> **YOUR ASSIGNMENT**
Below are the records; count the lines in which "changing" occurs and report only that number.

═════ SOURCE DATA ═════

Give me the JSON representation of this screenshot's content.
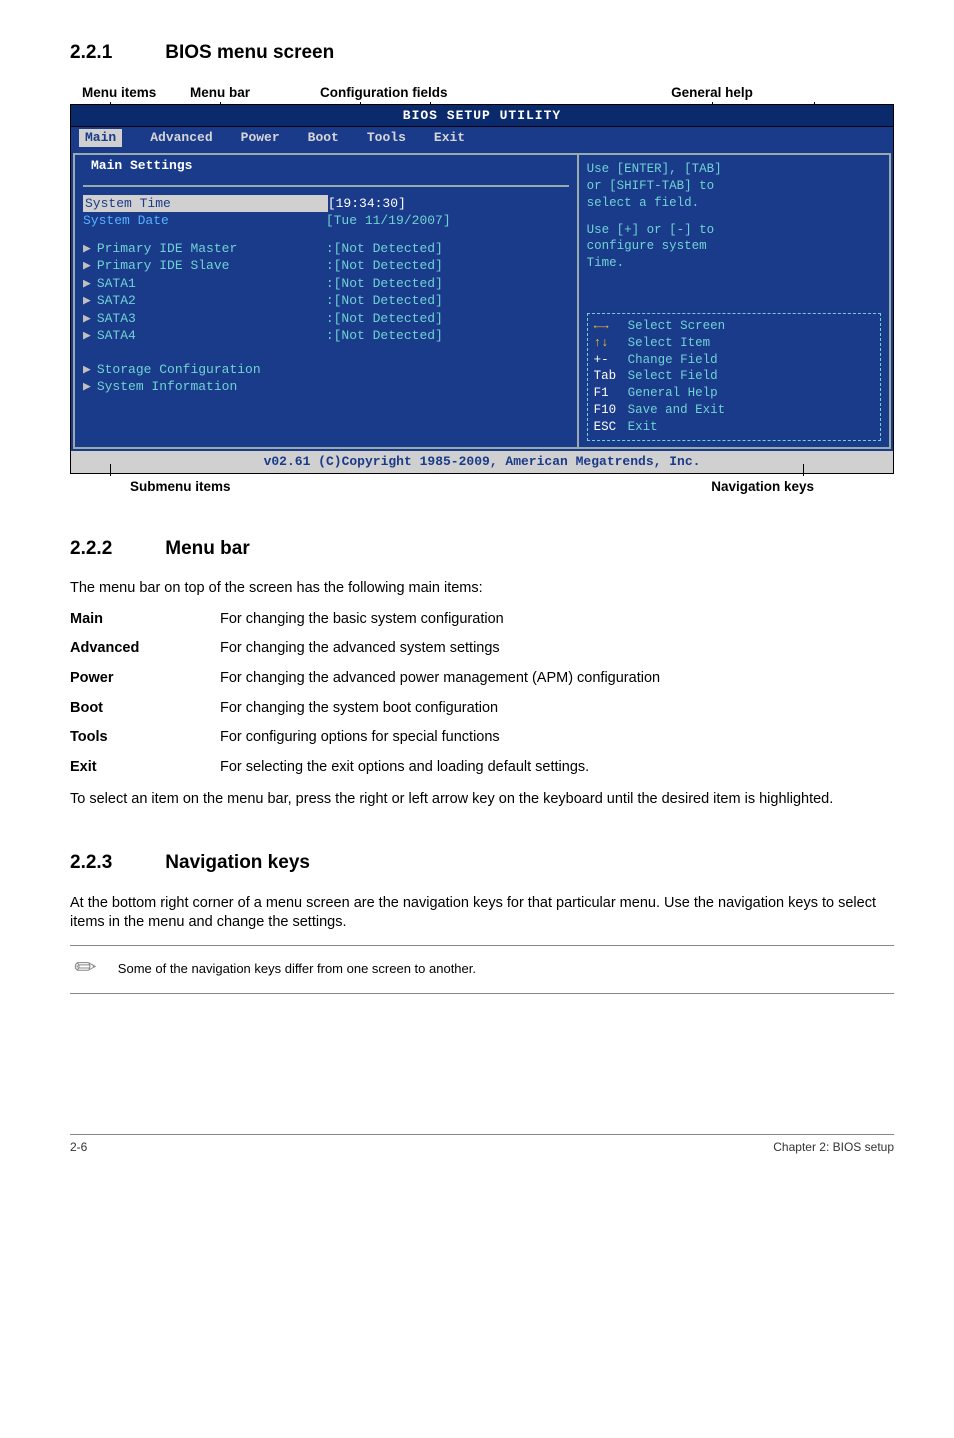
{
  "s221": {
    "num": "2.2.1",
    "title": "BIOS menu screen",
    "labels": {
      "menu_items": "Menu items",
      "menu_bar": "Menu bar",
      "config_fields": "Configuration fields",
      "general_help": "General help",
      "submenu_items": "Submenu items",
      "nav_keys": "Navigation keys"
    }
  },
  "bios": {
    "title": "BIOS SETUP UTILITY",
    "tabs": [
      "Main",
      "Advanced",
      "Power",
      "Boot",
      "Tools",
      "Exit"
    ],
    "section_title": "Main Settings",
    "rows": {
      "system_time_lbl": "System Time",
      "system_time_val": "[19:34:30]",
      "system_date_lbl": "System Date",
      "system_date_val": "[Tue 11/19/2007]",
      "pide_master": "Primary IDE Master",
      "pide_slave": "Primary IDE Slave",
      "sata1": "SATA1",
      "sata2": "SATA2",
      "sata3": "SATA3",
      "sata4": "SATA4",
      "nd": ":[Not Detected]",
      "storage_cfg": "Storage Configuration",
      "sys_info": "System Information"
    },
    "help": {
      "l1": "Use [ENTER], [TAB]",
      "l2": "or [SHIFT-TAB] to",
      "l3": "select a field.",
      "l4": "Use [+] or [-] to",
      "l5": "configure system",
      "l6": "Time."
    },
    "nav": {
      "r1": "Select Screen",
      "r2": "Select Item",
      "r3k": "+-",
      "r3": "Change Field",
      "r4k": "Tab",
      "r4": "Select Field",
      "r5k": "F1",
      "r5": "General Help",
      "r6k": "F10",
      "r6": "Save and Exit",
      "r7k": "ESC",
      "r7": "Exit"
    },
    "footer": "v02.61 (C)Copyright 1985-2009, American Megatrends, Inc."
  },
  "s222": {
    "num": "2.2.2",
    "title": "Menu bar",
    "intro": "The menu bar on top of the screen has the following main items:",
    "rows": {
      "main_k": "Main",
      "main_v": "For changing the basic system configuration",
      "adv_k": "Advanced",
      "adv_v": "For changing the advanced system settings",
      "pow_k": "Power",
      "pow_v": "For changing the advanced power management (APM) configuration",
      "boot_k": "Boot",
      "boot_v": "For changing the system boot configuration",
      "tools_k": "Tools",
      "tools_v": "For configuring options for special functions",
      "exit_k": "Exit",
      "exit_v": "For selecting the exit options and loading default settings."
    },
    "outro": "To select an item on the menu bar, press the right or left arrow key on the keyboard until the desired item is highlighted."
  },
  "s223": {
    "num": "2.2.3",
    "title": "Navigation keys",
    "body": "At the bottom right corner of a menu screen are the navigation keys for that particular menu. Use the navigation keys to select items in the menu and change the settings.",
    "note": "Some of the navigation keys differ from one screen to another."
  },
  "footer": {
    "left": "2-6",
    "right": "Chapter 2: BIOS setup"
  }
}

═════
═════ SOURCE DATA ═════

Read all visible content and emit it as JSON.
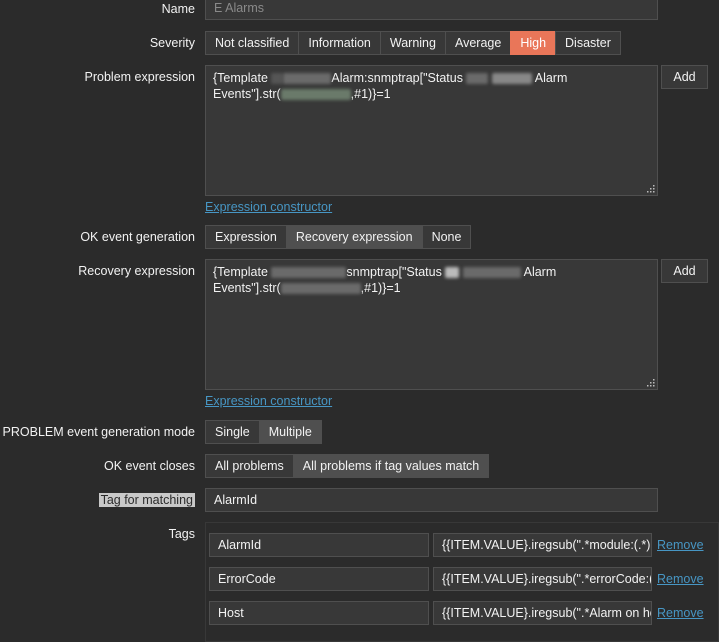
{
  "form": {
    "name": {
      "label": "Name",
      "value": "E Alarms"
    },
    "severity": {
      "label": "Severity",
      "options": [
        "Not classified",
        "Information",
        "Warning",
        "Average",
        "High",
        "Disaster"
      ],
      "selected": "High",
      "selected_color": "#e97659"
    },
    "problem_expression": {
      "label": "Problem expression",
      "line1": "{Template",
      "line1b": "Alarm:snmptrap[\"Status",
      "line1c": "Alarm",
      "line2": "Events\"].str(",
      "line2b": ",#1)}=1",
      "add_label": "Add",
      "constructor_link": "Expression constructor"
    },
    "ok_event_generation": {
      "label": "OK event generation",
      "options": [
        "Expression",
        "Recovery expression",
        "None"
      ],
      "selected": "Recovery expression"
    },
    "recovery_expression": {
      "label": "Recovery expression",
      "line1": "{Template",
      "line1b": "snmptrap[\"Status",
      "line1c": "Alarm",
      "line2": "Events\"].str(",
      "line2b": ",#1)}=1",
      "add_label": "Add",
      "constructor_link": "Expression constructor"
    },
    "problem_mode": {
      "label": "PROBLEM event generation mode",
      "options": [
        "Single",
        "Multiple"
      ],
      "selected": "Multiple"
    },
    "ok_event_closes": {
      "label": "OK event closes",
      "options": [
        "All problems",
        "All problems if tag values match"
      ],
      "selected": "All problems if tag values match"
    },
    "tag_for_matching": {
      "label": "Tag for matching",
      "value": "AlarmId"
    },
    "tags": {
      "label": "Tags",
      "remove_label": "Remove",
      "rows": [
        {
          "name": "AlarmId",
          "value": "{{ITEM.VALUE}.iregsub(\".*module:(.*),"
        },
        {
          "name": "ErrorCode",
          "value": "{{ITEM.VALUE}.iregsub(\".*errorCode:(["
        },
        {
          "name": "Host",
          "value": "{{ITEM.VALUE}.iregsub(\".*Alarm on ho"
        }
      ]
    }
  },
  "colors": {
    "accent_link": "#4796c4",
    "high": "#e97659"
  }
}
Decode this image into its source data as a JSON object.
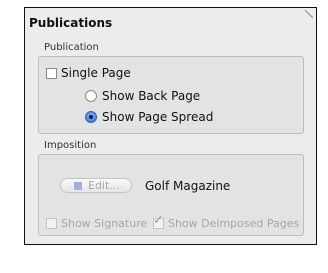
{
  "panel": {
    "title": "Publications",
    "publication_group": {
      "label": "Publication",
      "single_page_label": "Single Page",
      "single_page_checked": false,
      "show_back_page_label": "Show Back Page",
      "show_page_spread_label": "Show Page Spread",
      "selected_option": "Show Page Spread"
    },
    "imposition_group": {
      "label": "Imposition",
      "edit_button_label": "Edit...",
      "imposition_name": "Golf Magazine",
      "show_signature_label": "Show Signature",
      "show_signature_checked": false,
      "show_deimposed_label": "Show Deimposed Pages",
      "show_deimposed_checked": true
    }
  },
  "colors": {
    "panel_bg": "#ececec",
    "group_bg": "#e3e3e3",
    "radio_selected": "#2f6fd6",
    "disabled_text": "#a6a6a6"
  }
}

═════

> **YOUR SOLUTION**
4